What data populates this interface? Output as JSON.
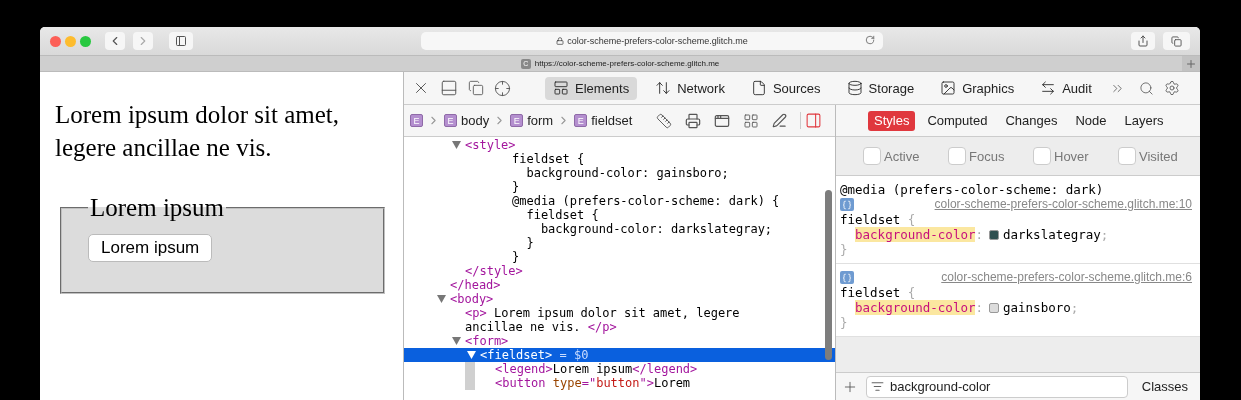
{
  "browser": {
    "address": "color-scheme-prefers-color-scheme.glitch.me",
    "tab": {
      "favicon": "C",
      "title": "https://color-scheme-prefers-color-scheme.glitch.me"
    }
  },
  "page": {
    "paragraph": "Lorem ipsum dolor sit amet, legere ancillae ne vis.",
    "fieldset": {
      "legend": "Lorem ipsum",
      "button": "Lorem ipsum"
    }
  },
  "devtools": {
    "tabs": [
      {
        "label": "Elements",
        "kind": "elements",
        "selected": true
      },
      {
        "label": "Network",
        "kind": "network",
        "selected": false
      },
      {
        "label": "Sources",
        "kind": "sources",
        "selected": false
      },
      {
        "label": "Storage",
        "kind": "storage",
        "selected": false
      },
      {
        "label": "Graphics",
        "kind": "graphics",
        "selected": false
      },
      {
        "label": "Audit",
        "kind": "audit",
        "selected": false
      }
    ],
    "breadcrumbs": [
      {
        "badge": "E"
      },
      {
        "badge": "E",
        "label": "body"
      },
      {
        "badge": "E",
        "label": "form"
      },
      {
        "badge": "E",
        "label": "fieldset"
      }
    ],
    "dom_tree": [
      {
        "kind": "element",
        "close": [
          {
            "kind": "tag",
            "text": "</head>"
          }
        ],
        "children": [
          {
            "kind": "element",
            "parts": [
              {
                "kind": "tag",
                "text": "<style>"
              }
            ],
            "expanded": true,
            "selected": false,
            "close": [
              {
                "kind": "tag",
                "text": "</style>"
              }
            ],
            "children": [
              {
                "kind": "raw",
                "text": "fieldset {\n  background-color: gainsboro;\n}\n@media (prefers-color-scheme: dark) {\n  fieldset {\n    background-color: darkslategray;\n  }\n}"
              }
            ]
          }
        ]
      },
      {
        "kind": "element",
        "parts": [
          {
            "kind": "tag",
            "text": "<body>"
          }
        ],
        "expanded": true,
        "selected": false,
        "children": [
          {
            "kind": "element",
            "parts": [
              {
                "kind": "tag",
                "text": "<p>"
              },
              {
                "kind": "text",
                "text": " Lorem ipsum dolor sit amet, legere ancillae ne vis. "
              },
              {
                "kind": "tag",
                "text": "</p>"
              }
            ],
            "selected": false
          },
          {
            "kind": "element",
            "parts": [
              {
                "kind": "tag",
                "text": "<form>"
              }
            ],
            "expanded": true,
            "selected": false,
            "children": [
              {
                "kind": "element",
                "parts": [
                  {
                    "kind": "tag",
                    "text": "<fieldset>"
                  },
                  {
                    "kind": "ref",
                    "text": " = $0"
                  }
                ],
                "expanded": true,
                "selected": true,
                "children": [
                  {
                    "kind": "element",
                    "parts": [
                      {
                        "kind": "tag",
                        "text": "<legend>"
                      },
                      {
                        "kind": "text",
                        "text": "Lorem ipsum"
                      },
                      {
                        "kind": "tag",
                        "text": "</legend>"
                      }
                    ],
                    "selected": false
                  },
                  {
                    "kind": "element",
                    "parts": [
                      {
                        "kind": "tag",
                        "text": "<button "
                      },
                      {
                        "kind": "attr",
                        "text": "type"
                      },
                      {
                        "kind": "tag",
                        "text": "=\""
                      },
                      {
                        "kind": "value",
                        "text": "button"
                      },
                      {
                        "kind": "tag",
                        "text": "\">"
                      },
                      {
                        "kind": "text",
                        "text": "Lorem"
                      }
                    ],
                    "selected": false
                  }
                ]
              }
            ]
          }
        ]
      }
    ],
    "styles": {
      "tabs": [
        {
          "label": "Styles",
          "selected": true
        },
        {
          "label": "Computed",
          "selected": false
        },
        {
          "label": "Changes",
          "selected": false
        },
        {
          "label": "Node",
          "selected": false
        },
        {
          "label": "Layers",
          "selected": false
        }
      ],
      "pseudo_states": [
        {
          "label": "Active",
          "checked": false
        },
        {
          "label": "Focus",
          "checked": false
        },
        {
          "label": "Hover",
          "checked": false
        },
        {
          "label": "Visited",
          "checked": false
        }
      ],
      "rules": [
        {
          "media": "@media (prefers-color-scheme: dark)",
          "source": "color-scheme-prefers-color-scheme.glitch.me:10",
          "selector": "fieldset",
          "open": "{",
          "close": "}",
          "declarations": [
            {
              "property": "background-color",
              "colon": ":",
              "value": "darkslategray",
              "end": ";",
              "color": "#2f4f4f"
            }
          ]
        },
        {
          "source": "color-scheme-prefers-color-scheme.glitch.me:6",
          "selector": "fieldset",
          "open": "{",
          "close": "}",
          "declarations": [
            {
              "property": "background-color",
              "colon": ":",
              "value": "gainsboro",
              "end": ";",
              "color": "#dcdcdc"
            }
          ]
        }
      ],
      "filter": {
        "value": "background-color"
      },
      "classes_button": "Classes"
    }
  }
}
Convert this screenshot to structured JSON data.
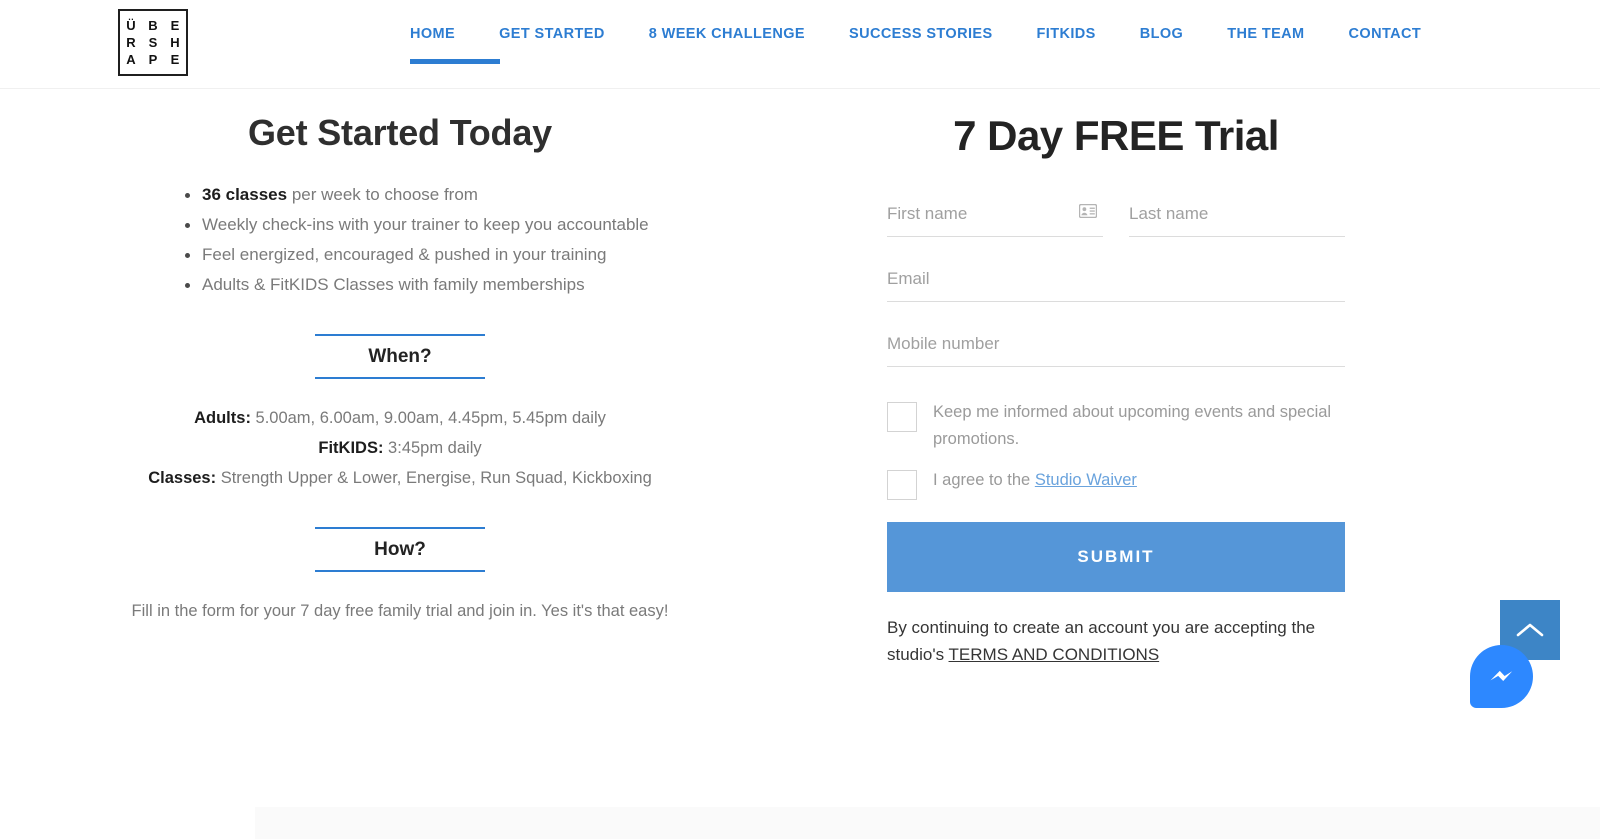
{
  "header": {
    "logo": {
      "name": "uber-shape-logo",
      "rows": [
        [
          "Ü",
          "B",
          "E"
        ],
        [
          "R",
          "S",
          "H"
        ],
        [
          "A",
          "P",
          "E"
        ]
      ]
    },
    "nav": [
      {
        "label": "HOME",
        "active": true
      },
      {
        "label": "GET STARTED",
        "active": false
      },
      {
        "label": "8 WEEK CHALLENGE",
        "active": false
      },
      {
        "label": "SUCCESS STORIES",
        "active": false
      },
      {
        "label": "FITKIDS",
        "active": false
      },
      {
        "label": "BLOG",
        "active": false
      },
      {
        "label": "THE TEAM",
        "active": false
      },
      {
        "label": "CONTACT",
        "active": false
      }
    ],
    "accent_color": "#2d7dd2"
  },
  "left": {
    "title": "Get Started Today",
    "benefits": [
      {
        "bold": "36 classes",
        "rest": " per week to choose from"
      },
      {
        "bold": "",
        "rest": "Weekly check-ins with your trainer to keep you accountable"
      },
      {
        "bold": "",
        "rest": "Feel energized, encouraged & pushed in your training"
      },
      {
        "bold": "",
        "rest": "Adults & FitKIDS Classes with family memberships"
      }
    ],
    "when_heading": "When?",
    "schedule": [
      {
        "label": "Adults:",
        "value": " 5.00am, 6.00am, 9.00am, 4.45pm, 5.45pm daily"
      },
      {
        "label": "FitKIDS:",
        "value": " 3:45pm daily"
      },
      {
        "label": "Classes:",
        "value": " Strength Upper & Lower, Energise, Run Squad, Kickboxing"
      }
    ],
    "how_heading": "How?",
    "how_copy": "Fill in the form for your 7 day free family trial and join in. Yes it's that easy!"
  },
  "form": {
    "title": "7 Day FREE Trial",
    "first_name": {
      "placeholder": "First name",
      "value": ""
    },
    "last_name": {
      "placeholder": "Last name",
      "value": ""
    },
    "email": {
      "placeholder": "Email",
      "value": ""
    },
    "mobile": {
      "placeholder": "Mobile number",
      "value": ""
    },
    "autofill_icon": "contact-card-icon",
    "checkbox_marketing": {
      "label": "Keep me informed about upcoming events and special promotions.",
      "checked": false
    },
    "checkbox_waiver": {
      "label_before": "I agree to the ",
      "link_text": "Studio Waiver",
      "checked": false
    },
    "submit_label": "SUBMIT",
    "submit_color": "#5596d8",
    "legal_before": "By continuing to create an account you are accepting the studio's ",
    "legal_link": "TERMS AND CONDITIONS"
  },
  "widgets": {
    "scroll_top": {
      "name": "scroll-to-top-button",
      "color": "#3d85c6"
    },
    "messenger": {
      "name": "facebook-messenger-button",
      "color": "#2d88ff"
    }
  }
}
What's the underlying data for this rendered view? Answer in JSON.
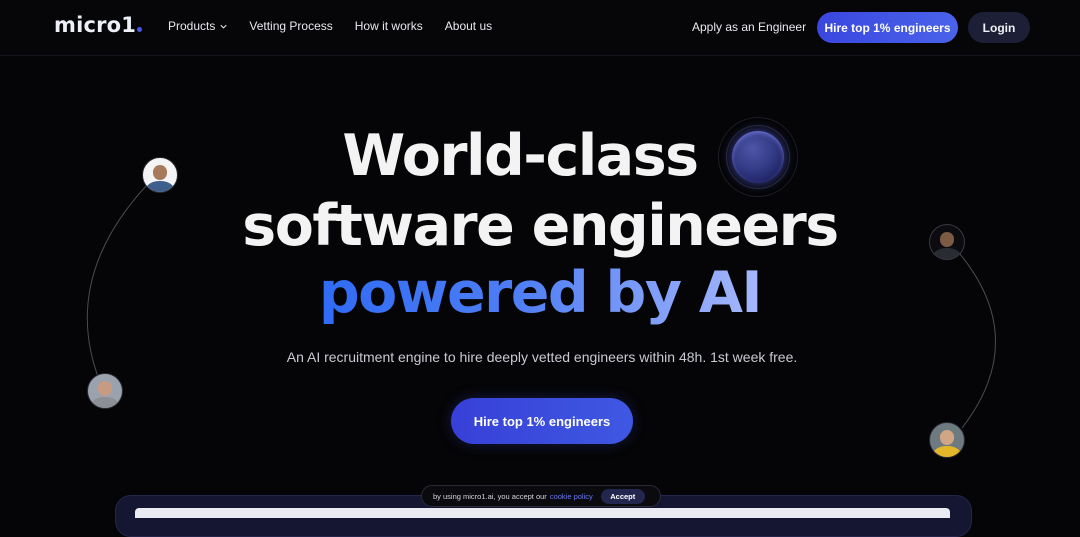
{
  "nav": {
    "logo": "micro1",
    "links": [
      {
        "label": "Products",
        "has_dropdown": true
      },
      {
        "label": "Vetting Process"
      },
      {
        "label": "How it works"
      },
      {
        "label": "About us"
      }
    ],
    "apply_label": "Apply as an Engineer",
    "hire_label": "Hire top 1% engineers",
    "login_label": "Login"
  },
  "hero": {
    "line1": "World-class",
    "line2": "software engineers",
    "line3": "powered by AI",
    "subtitle": "An AI recruitment engine to hire deeply vetted engineers within 48h. 1st week free.",
    "cta_label": "Hire top 1% engineers"
  },
  "avatars": [
    {
      "name": "engineer-avatar-top-left"
    },
    {
      "name": "engineer-avatar-bottom-left"
    },
    {
      "name": "engineer-avatar-top-right"
    },
    {
      "name": "engineer-avatar-bottom-right"
    }
  ],
  "cookie": {
    "text": "by using micro1.ai, you accept our",
    "link": "cookie policy",
    "accept_label": "Accept"
  },
  "colors": {
    "accent": "#3a46e0",
    "accent_light": "#4a63ea",
    "gradient_start": "#2f6bf5",
    "gradient_end": "#a6b8fb",
    "background": "#050507",
    "login_bg": "#1c1f36"
  }
}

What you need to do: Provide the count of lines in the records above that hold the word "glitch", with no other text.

Response to this task: 4